EXERCISE BRIEF: Every entry is to be reproduced word for word, but the images are not.

DATASET EXCERPTS:
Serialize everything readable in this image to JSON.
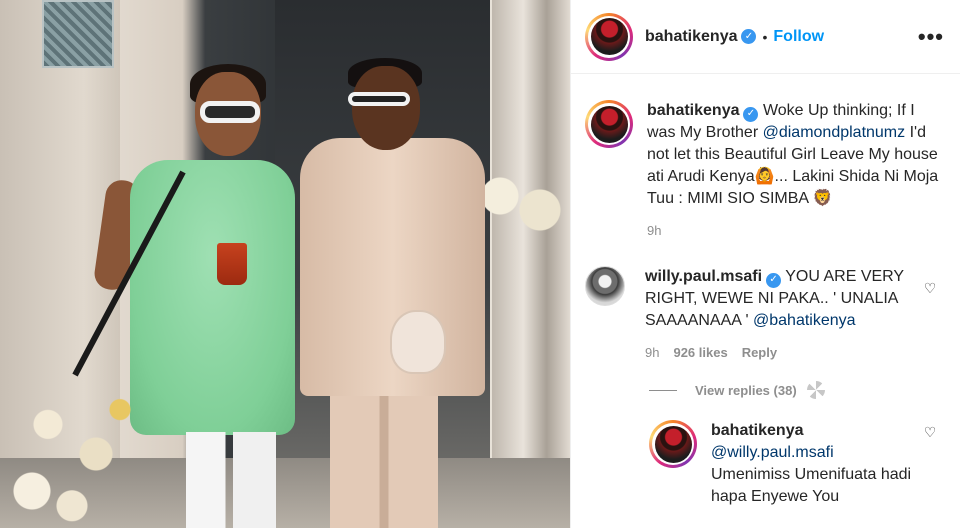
{
  "post": {
    "username": "bahatikenya",
    "follow_label": "Follow",
    "separator": "•",
    "more_label": "•••"
  },
  "caption": {
    "username": "bahatikenya",
    "text_before": "Woke Up thinking; If I was My Brother ",
    "mention": "@diamondplatnumz",
    "text_after": " I'd not let this Beautiful Girl Leave My house ati Arudi Kenya🙆... Lakini Shida Ni Moja Tuu : MIMI SIO SIMBA 🦁",
    "time": "9h"
  },
  "comments": [
    {
      "username": "willy.paul.msafi",
      "text": "YOU ARE VERY RIGHT, WEWE NI PAKA.. ' UNALIA SAAAANAAA ' ",
      "mention": "@bahatikenya",
      "time": "9h",
      "likes": "926 likes",
      "reply_label": "Reply",
      "view_replies": "View replies (38)"
    }
  ],
  "reply": {
    "username": "bahatikenya",
    "mention": "@willy.paul.msafi",
    "text": "Umenimiss Umenifuata hadi hapa Enyewe You"
  },
  "icons": {
    "verified": "✓",
    "heart": "♡"
  },
  "colors": {
    "follow": "#0095f6",
    "verified": "#3897f0",
    "mention": "#00376b",
    "muted": "#8e8e8e"
  }
}
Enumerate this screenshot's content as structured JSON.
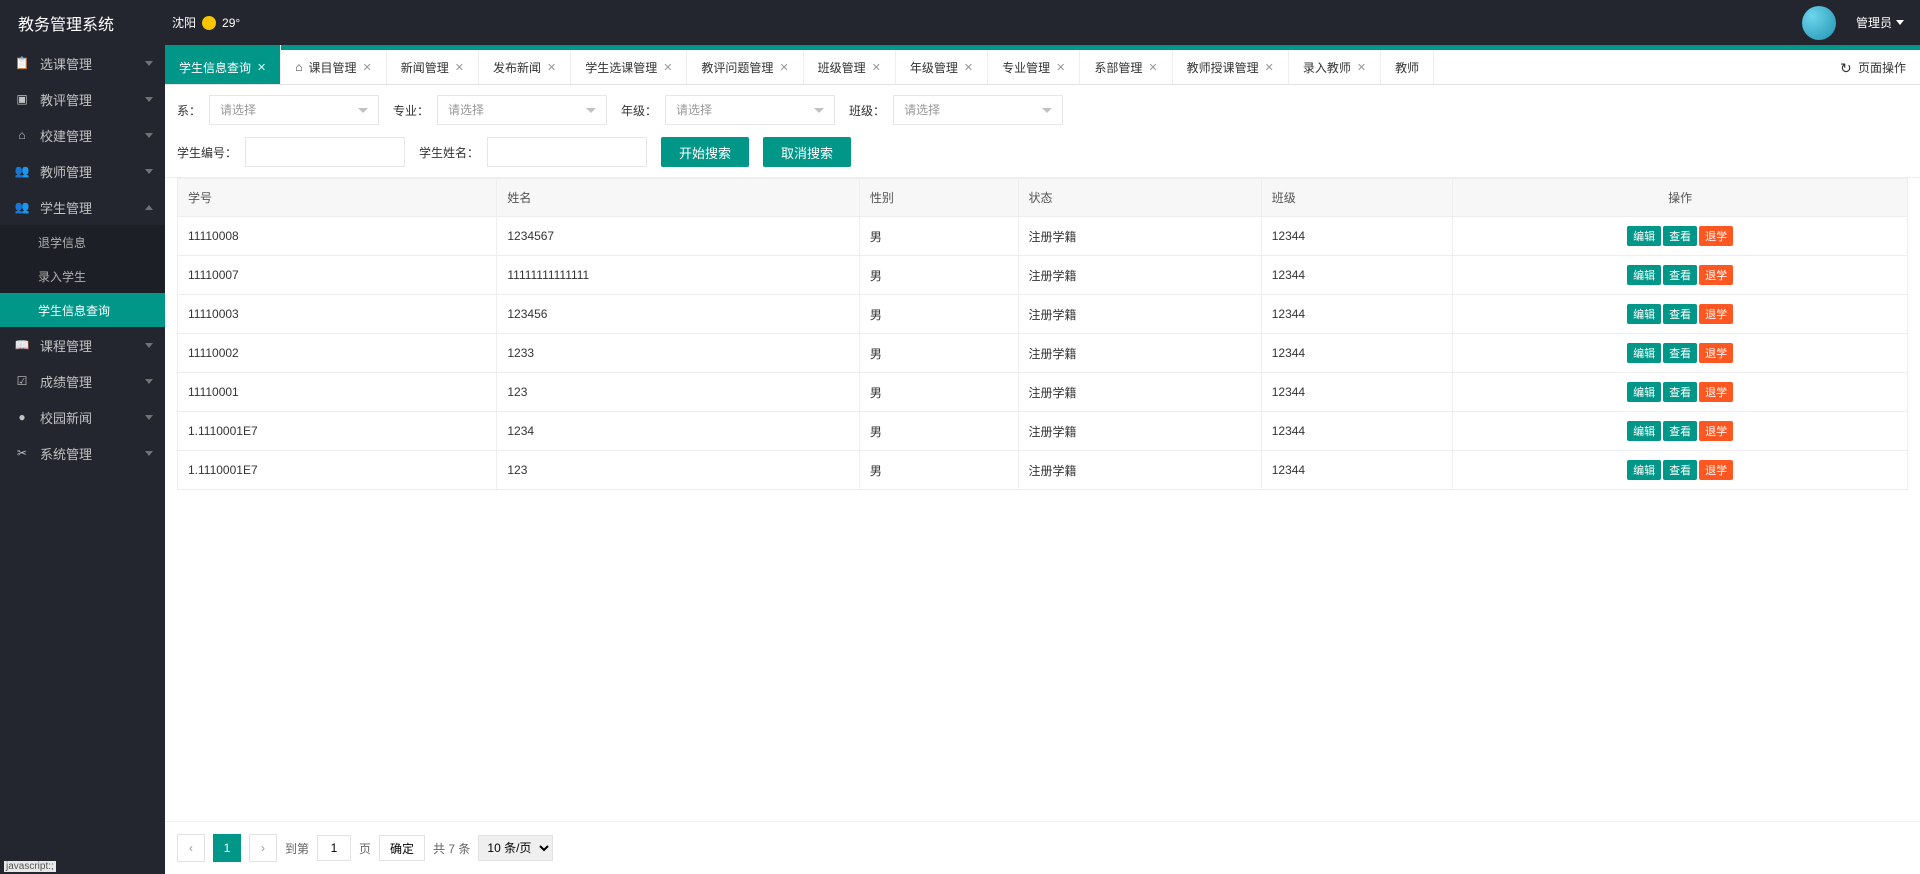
{
  "header": {
    "title": "教务管理系统",
    "weather_city": "沈阳",
    "weather_temp": "29°",
    "user_label": "管理员"
  },
  "sidebar": [
    {
      "icon": "📋",
      "label": "选课管理",
      "expanded": false
    },
    {
      "icon": "▣",
      "label": "教评管理",
      "expanded": false
    },
    {
      "icon": "⌂",
      "label": "校建管理",
      "expanded": false
    },
    {
      "icon": "👥",
      "label": "教师管理",
      "expanded": false
    },
    {
      "icon": "👥",
      "label": "学生管理",
      "expanded": true,
      "children": [
        {
          "label": "退学信息",
          "active": false
        },
        {
          "label": "录入学生",
          "active": false
        },
        {
          "label": "学生信息查询",
          "active": true
        }
      ]
    },
    {
      "icon": "📖",
      "label": "课程管理",
      "expanded": false
    },
    {
      "icon": "☑",
      "label": "成绩管理",
      "expanded": false
    },
    {
      "icon": "●",
      "label": "校园新闻",
      "expanded": false
    },
    {
      "icon": "✂",
      "label": "系统管理",
      "expanded": false
    }
  ],
  "tabs": [
    {
      "label": "学生信息查询",
      "active": true,
      "closable": true
    },
    {
      "label": "课目管理",
      "active": false,
      "closable": true,
      "home": true
    },
    {
      "label": "新闻管理",
      "active": false,
      "closable": true
    },
    {
      "label": "发布新闻",
      "active": false,
      "closable": true
    },
    {
      "label": "学生选课管理",
      "active": false,
      "closable": true
    },
    {
      "label": "教评问题管理",
      "active": false,
      "closable": true
    },
    {
      "label": "班级管理",
      "active": false,
      "closable": true
    },
    {
      "label": "年级管理",
      "active": false,
      "closable": true
    },
    {
      "label": "专业管理",
      "active": false,
      "closable": true
    },
    {
      "label": "系部管理",
      "active": false,
      "closable": true
    },
    {
      "label": "教师授课管理",
      "active": false,
      "closable": true
    },
    {
      "label": "录入教师",
      "active": false,
      "closable": true
    },
    {
      "label": "教师",
      "active": false,
      "closable": false
    }
  ],
  "page_ops_label": "页面操作",
  "filters": {
    "dept_label": "系：",
    "major_label": "专业：",
    "grade_label": "年级：",
    "class_label": "班级：",
    "placeholder": "请选择",
    "stu_no_label": "学生编号：",
    "stu_name_label": "学生姓名：",
    "search_btn": "开始搜索",
    "cancel_btn": "取消搜索"
  },
  "table": {
    "columns": [
      "学号",
      "姓名",
      "性别",
      "状态",
      "班级",
      "操作"
    ],
    "action_labels": {
      "edit": "编辑",
      "view": "查看",
      "quit": "退学"
    },
    "rows": [
      {
        "id": "11110008",
        "name": "1234567",
        "gender": "男",
        "status": "注册学籍",
        "class": "12344"
      },
      {
        "id": "11110007",
        "name": "11111111111111",
        "gender": "男",
        "status": "注册学籍",
        "class": "12344"
      },
      {
        "id": "11110003",
        "name": "123456",
        "gender": "男",
        "status": "注册学籍",
        "class": "12344"
      },
      {
        "id": "11110002",
        "name": "1233",
        "gender": "男",
        "status": "注册学籍",
        "class": "12344"
      },
      {
        "id": "11110001",
        "name": "123",
        "gender": "男",
        "status": "注册学籍",
        "class": "12344"
      },
      {
        "id": "1.1110001E7",
        "name": "1234",
        "gender": "男",
        "status": "注册学籍",
        "class": "12344"
      },
      {
        "id": "1.1110001E7",
        "name": "123",
        "gender": "男",
        "status": "注册学籍",
        "class": "12344"
      }
    ]
  },
  "pagination": {
    "current": "1",
    "goto_label": "到第",
    "page_suffix": "页",
    "confirm": "确定",
    "total": "共 7 条",
    "per_page": "10 条/页"
  },
  "status_text": "javascript:;"
}
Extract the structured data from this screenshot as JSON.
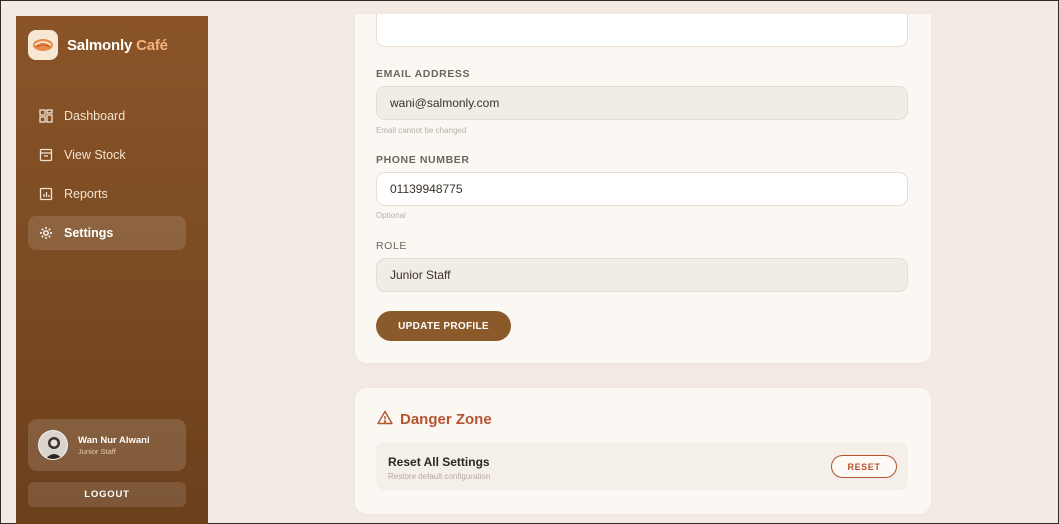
{
  "brand": {
    "name": "Salmonly",
    "accent": "Café"
  },
  "nav": {
    "items": [
      {
        "label": "Dashboard",
        "icon": "dashboard-icon"
      },
      {
        "label": "View Stock",
        "icon": "archive-icon"
      },
      {
        "label": "Reports",
        "icon": "chart-icon"
      },
      {
        "label": "Settings",
        "icon": "gear-icon",
        "active": true
      }
    ]
  },
  "user": {
    "name": "Wan Nur Alwani",
    "role": "Junior Staff"
  },
  "logout_label": "LOGOUT",
  "profile": {
    "email_label": "EMAIL ADDRESS",
    "email_value": "wani@salmonly.com",
    "email_hint": "Email cannot be changed",
    "phone_label": "PHONE NUMBER",
    "phone_value": "01139948775",
    "phone_hint": "Optional",
    "role_label": "ROLE",
    "role_value": "Junior Staff",
    "update_label": "UPDATE PROFILE"
  },
  "danger": {
    "title": "Danger Zone",
    "reset_title": "Reset All Settings",
    "reset_subtitle": "Restore default configuration",
    "reset_label": "RESET"
  },
  "colors": {
    "sidebar": "#7a4a22",
    "primary_button": "#8b5a2b",
    "danger": "#b5532f",
    "background": "#f3ebe3"
  }
}
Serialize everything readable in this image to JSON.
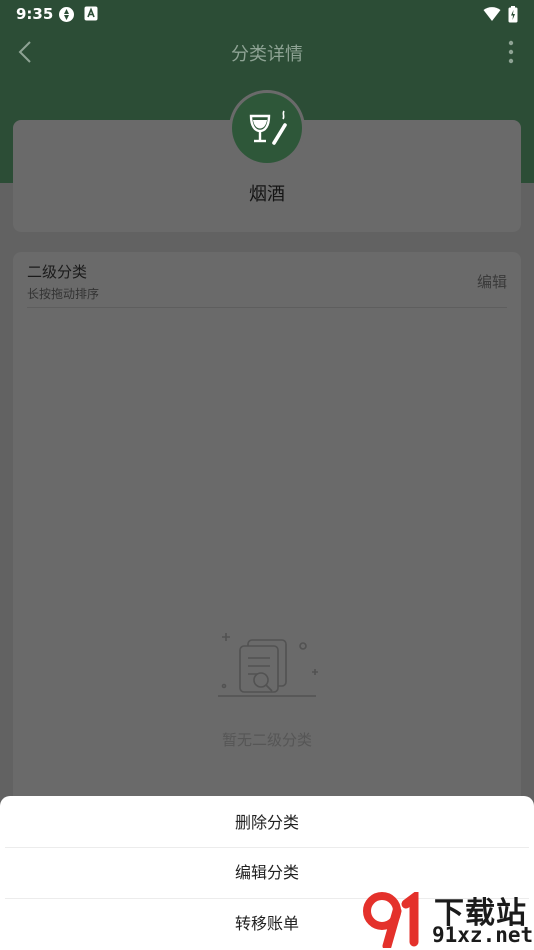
{
  "status_bar": {
    "time": "9:35"
  },
  "header": {
    "title": "分类详情"
  },
  "category": {
    "name": "烟酒"
  },
  "subcategory": {
    "title": "二级分类",
    "hint": "长按拖动排序",
    "edit_label": "编辑",
    "empty_text": "暂无二级分类"
  },
  "sheet": {
    "items": [
      {
        "label": "删除分类"
      },
      {
        "label": "编辑分类"
      },
      {
        "label": "转移账单"
      }
    ]
  },
  "watermark": {
    "brand": "下载站",
    "url": "91xz.net"
  },
  "colors": {
    "brand_green": "#2c4d36",
    "accent_red": "#e4312b"
  }
}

ANSWER TO THIS EXERCISE:
Serialize everything readable in this image to JSON.
{
  "post": {
    "username": "bahatikenya",
    "follow_label": "Follow",
    "separator": "•",
    "more_label": "•••"
  },
  "caption": {
    "username": "bahatikenya",
    "text_before": "Woke Up thinking; If I was My Brother ",
    "mention": "@diamondplatnumz",
    "text_after": " I'd not let this Beautiful Girl Leave My house ati Arudi Kenya🙆... Lakini Shida Ni Moja Tuu : MIMI SIO SIMBA 🦁",
    "time": "9h"
  },
  "comments": [
    {
      "username": "willy.paul.msafi",
      "text": "YOU ARE VERY RIGHT, WEWE NI PAKA.. ' UNALIA SAAAANAAA ' ",
      "mention": "@bahatikenya",
      "time": "9h",
      "likes": "926 likes",
      "reply_label": "Reply",
      "view_replies": "View replies (38)"
    }
  ],
  "reply": {
    "username": "bahatikenya",
    "mention": "@willy.paul.msafi",
    "text": "Umenimiss Umenifuata hadi hapa Enyewe You"
  },
  "icons": {
    "verified": "✓",
    "heart": "♡"
  },
  "colors": {
    "follow": "#0095f6",
    "verified": "#3897f0",
    "mention": "#00376b",
    "muted": "#8e8e8e"
  }
}
Enumerate this screenshot's content as structured JSON.
{
  "header": {
    "title": "教务管理系统",
    "weather_city": "沈阳",
    "weather_temp": "29°",
    "user_label": "管理员"
  },
  "sidebar": [
    {
      "icon": "📋",
      "label": "选课管理",
      "expanded": false
    },
    {
      "icon": "▣",
      "label": "教评管理",
      "expanded": false
    },
    {
      "icon": "⌂",
      "label": "校建管理",
      "expanded": false
    },
    {
      "icon": "👥",
      "label": "教师管理",
      "expanded": false
    },
    {
      "icon": "👥",
      "label": "学生管理",
      "expanded": true,
      "children": [
        {
          "label": "退学信息",
          "active": false
        },
        {
          "label": "录入学生",
          "active": false
        },
        {
          "label": "学生信息查询",
          "active": true
        }
      ]
    },
    {
      "icon": "📖",
      "label": "课程管理",
      "expanded": false
    },
    {
      "icon": "☑",
      "label": "成绩管理",
      "expanded": false
    },
    {
      "icon": "●",
      "label": "校园新闻",
      "expanded": false
    },
    {
      "icon": "✂",
      "label": "系统管理",
      "expanded": false
    }
  ],
  "tabs": [
    {
      "label": "学生信息查询",
      "active": true,
      "closable": true
    },
    {
      "label": "课目管理",
      "active": false,
      "closable": true,
      "home": true
    },
    {
      "label": "新闻管理",
      "active": false,
      "closable": true
    },
    {
      "label": "发布新闻",
      "active": false,
      "closable": true
    },
    {
      "label": "学生选课管理",
      "active": false,
      "closable": true
    },
    {
      "label": "教评问题管理",
      "active": false,
      "closable": true
    },
    {
      "label": "班级管理",
      "active": false,
      "closable": true
    },
    {
      "label": "年级管理",
      "active": false,
      "closable": true
    },
    {
      "label": "专业管理",
      "active": false,
      "closable": true
    },
    {
      "label": "系部管理",
      "active": false,
      "closable": true
    },
    {
      "label": "教师授课管理",
      "active": false,
      "closable": true
    },
    {
      "label": "录入教师",
      "active": false,
      "closable": true
    },
    {
      "label": "教师",
      "active": false,
      "closable": false
    }
  ],
  "page_ops_label": "页面操作",
  "filters": {
    "dept_label": "系：",
    "major_label": "专业：",
    "grade_label": "年级：",
    "class_label": "班级：",
    "placeholder": "请选择",
    "stu_no_label": "学生编号：",
    "stu_name_label": "学生姓名：",
    "search_btn": "开始搜索",
    "cancel_btn": "取消搜索"
  },
  "table": {
    "columns": [
      "学号",
      "姓名",
      "性别",
      "状态",
      "班级",
      "操作"
    ],
    "action_labels": {
      "edit": "编辑",
      "view": "查看",
      "quit": "退学"
    },
    "rows": [
      {
        "id": "11110008",
        "name": "1234567",
        "gender": "男",
        "status": "注册学籍",
        "class": "12344"
      },
      {
        "id": "11110007",
        "name": "11111111111111",
        "gender": "男",
        "status": "注册学籍",
        "class": "12344"
      },
      {
        "id": "11110003",
        "name": "123456",
        "gender": "男",
        "status": "注册学籍",
        "class": "12344"
      },
      {
        "id": "11110002",
        "name": "1233",
        "gender": "男",
        "status": "注册学籍",
        "class": "12344"
      },
      {
        "id": "11110001",
        "name": "123",
        "gender": "男",
        "status": "注册学籍",
        "class": "12344"
      },
      {
        "id": "1.1110001E7",
        "name": "1234",
        "gender": "男",
        "status": "注册学籍",
        "class": "12344"
      },
      {
        "id": "1.1110001E7",
        "name": "123",
        "gender": "男",
        "status": "注册学籍",
        "class": "12344"
      }
    ]
  },
  "pagination": {
    "current": "1",
    "goto_label": "到第",
    "page_suffix": "页",
    "confirm": "确定",
    "total": "共 7 条",
    "per_page": "10 条/页"
  },
  "status_text": "javascript:;"
}
Extract the structured data from this screenshot as JSON.
{
  "brand": {
    "name": "Salmonly",
    "accent": "Café"
  },
  "nav": {
    "items": [
      {
        "label": "Dashboard",
        "icon": "dashboard-icon"
      },
      {
        "label": "View Stock",
        "icon": "archive-icon"
      },
      {
        "label": "Reports",
        "icon": "chart-icon"
      },
      {
        "label": "Settings",
        "icon": "gear-icon",
        "active": true
      }
    ]
  },
  "user": {
    "name": "Wan Nur Alwani",
    "role": "Junior Staff"
  },
  "logout_label": "LOGOUT",
  "profile": {
    "email_label": "EMAIL ADDRESS",
    "email_value": "wani@salmonly.com",
    "email_hint": "Email cannot be changed",
    "phone_label": "PHONE NUMBER",
    "phone_value": "01139948775",
    "phone_hint": "Optional",
    "role_label": "ROLE",
    "role_value": "Junior Staff",
    "update_label": "UPDATE PROFILE"
  },
  "danger": {
    "title": "Danger Zone",
    "reset_title": "Reset All Settings",
    "reset_subtitle": "Restore default configuration",
    "reset_label": "RESET"
  },
  "colors": {
    "sidebar": "#7a4a22",
    "primary_button": "#8b5a2b",
    "danger": "#b5532f",
    "background": "#f3ebe3"
  }
}
Serialize everything readable in this image to JSON.
{
  "status_bar": {
    "time": "9:35"
  },
  "header": {
    "title": "分类详情"
  },
  "category": {
    "name": "烟酒"
  },
  "subcategory": {
    "title": "二级分类",
    "hint": "长按拖动排序",
    "edit_label": "编辑",
    "empty_text": "暂无二级分类"
  },
  "sheet": {
    "items": [
      {
        "label": "删除分类"
      },
      {
        "label": "编辑分类"
      },
      {
        "label": "转移账单"
      }
    ]
  },
  "watermark": {
    "brand": "下载站",
    "url": "91xz.net"
  },
  "colors": {
    "brand_green": "#2c4d36",
    "accent_red": "#e4312b"
  }
}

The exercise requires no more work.